“We want to help our members spread public awareness about the recommendations so will be supporting them to do this,” said Guenther Carl, Europa Uomo Chairman (pictured).
Europa Uomo will be issuing a new document summarising the recommendations and their implications in November and plans to have these translated into as many European languages as possible afterwards. It is also offering to support members as they try to build awareness and understanding of the changes among key authorities and health bodies.
“For the first time ever in the health sector, we now have a very detailed recommendation from the European Commission about what needs to happen,” says Guenther Carl. “We have never had such clear instructions before – not just saying there should be early detection, but how to do it. The details are brand new and the priority now is to create awareness of this in every country.”
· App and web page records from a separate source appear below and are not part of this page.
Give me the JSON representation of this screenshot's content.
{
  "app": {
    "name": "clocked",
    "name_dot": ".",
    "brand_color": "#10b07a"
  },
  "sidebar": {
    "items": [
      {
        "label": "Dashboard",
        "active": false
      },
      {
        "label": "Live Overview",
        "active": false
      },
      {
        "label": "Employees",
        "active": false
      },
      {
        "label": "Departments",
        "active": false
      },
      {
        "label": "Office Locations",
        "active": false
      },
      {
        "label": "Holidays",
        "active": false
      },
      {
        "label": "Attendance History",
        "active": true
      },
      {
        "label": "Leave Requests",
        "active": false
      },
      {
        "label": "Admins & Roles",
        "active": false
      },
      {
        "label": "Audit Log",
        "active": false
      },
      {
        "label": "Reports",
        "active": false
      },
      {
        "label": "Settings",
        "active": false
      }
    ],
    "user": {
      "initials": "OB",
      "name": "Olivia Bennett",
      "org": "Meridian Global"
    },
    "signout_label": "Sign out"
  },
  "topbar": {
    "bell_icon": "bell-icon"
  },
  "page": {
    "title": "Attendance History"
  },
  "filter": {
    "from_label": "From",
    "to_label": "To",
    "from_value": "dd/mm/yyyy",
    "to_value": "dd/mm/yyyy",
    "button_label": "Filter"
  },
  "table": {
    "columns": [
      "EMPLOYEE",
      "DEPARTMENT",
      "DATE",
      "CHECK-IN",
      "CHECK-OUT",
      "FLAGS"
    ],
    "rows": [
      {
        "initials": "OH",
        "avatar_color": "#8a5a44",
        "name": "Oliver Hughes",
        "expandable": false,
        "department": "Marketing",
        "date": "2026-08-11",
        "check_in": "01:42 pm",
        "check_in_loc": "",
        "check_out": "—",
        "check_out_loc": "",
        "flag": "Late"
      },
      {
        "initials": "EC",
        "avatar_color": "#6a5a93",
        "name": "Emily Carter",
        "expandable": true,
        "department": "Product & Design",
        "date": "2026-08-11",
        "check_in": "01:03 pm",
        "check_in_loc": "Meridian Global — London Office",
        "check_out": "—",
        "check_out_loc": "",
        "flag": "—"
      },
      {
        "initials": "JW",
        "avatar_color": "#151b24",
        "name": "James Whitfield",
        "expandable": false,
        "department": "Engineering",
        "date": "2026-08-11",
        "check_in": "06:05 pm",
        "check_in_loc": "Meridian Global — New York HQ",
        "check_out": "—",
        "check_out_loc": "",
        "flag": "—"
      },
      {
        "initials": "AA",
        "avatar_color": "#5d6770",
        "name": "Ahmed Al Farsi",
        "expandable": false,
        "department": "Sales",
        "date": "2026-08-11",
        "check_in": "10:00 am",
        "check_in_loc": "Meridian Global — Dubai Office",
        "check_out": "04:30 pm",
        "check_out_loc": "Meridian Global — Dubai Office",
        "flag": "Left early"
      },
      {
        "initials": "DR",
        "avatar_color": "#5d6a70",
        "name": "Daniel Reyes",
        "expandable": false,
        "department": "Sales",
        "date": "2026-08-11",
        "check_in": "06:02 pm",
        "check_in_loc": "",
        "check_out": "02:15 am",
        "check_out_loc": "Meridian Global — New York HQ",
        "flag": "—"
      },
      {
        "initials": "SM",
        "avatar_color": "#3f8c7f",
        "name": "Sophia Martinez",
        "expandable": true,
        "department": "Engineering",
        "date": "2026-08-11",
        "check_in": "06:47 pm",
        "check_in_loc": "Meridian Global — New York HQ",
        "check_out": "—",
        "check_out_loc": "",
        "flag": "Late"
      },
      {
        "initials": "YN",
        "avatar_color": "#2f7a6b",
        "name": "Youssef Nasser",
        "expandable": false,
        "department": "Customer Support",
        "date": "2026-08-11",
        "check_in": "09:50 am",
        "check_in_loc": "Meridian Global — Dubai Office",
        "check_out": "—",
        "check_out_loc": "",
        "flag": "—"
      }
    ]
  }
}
In September, the European Commission recommended that a new Cancer Screening Scheme would extend organised screening to prostate cancer “based on the assessment of validated new screening tests, and on consideration of more general health system parameters, including risk-benefit ratio and cost-effectiveness”. Screening would be implemented with the support of evidence-based European guidelines with quality assurance, it said.
An annex to the recommendation provided more detail on how things should proceed on prostate cancer, saying: “Considering the evidence and the significant amount of ongoing opportunistic screening, countries should take a stepwise approach, including piloting and further research to evaluate the feasibility of implementation of organised programmes aimed at assuring appropriate management and quality on the basis of prostate-specific antigen (PSA) testing for men up to 70, in combination with additional magnetic resonance imaging (MRI) scanning as a followup test.”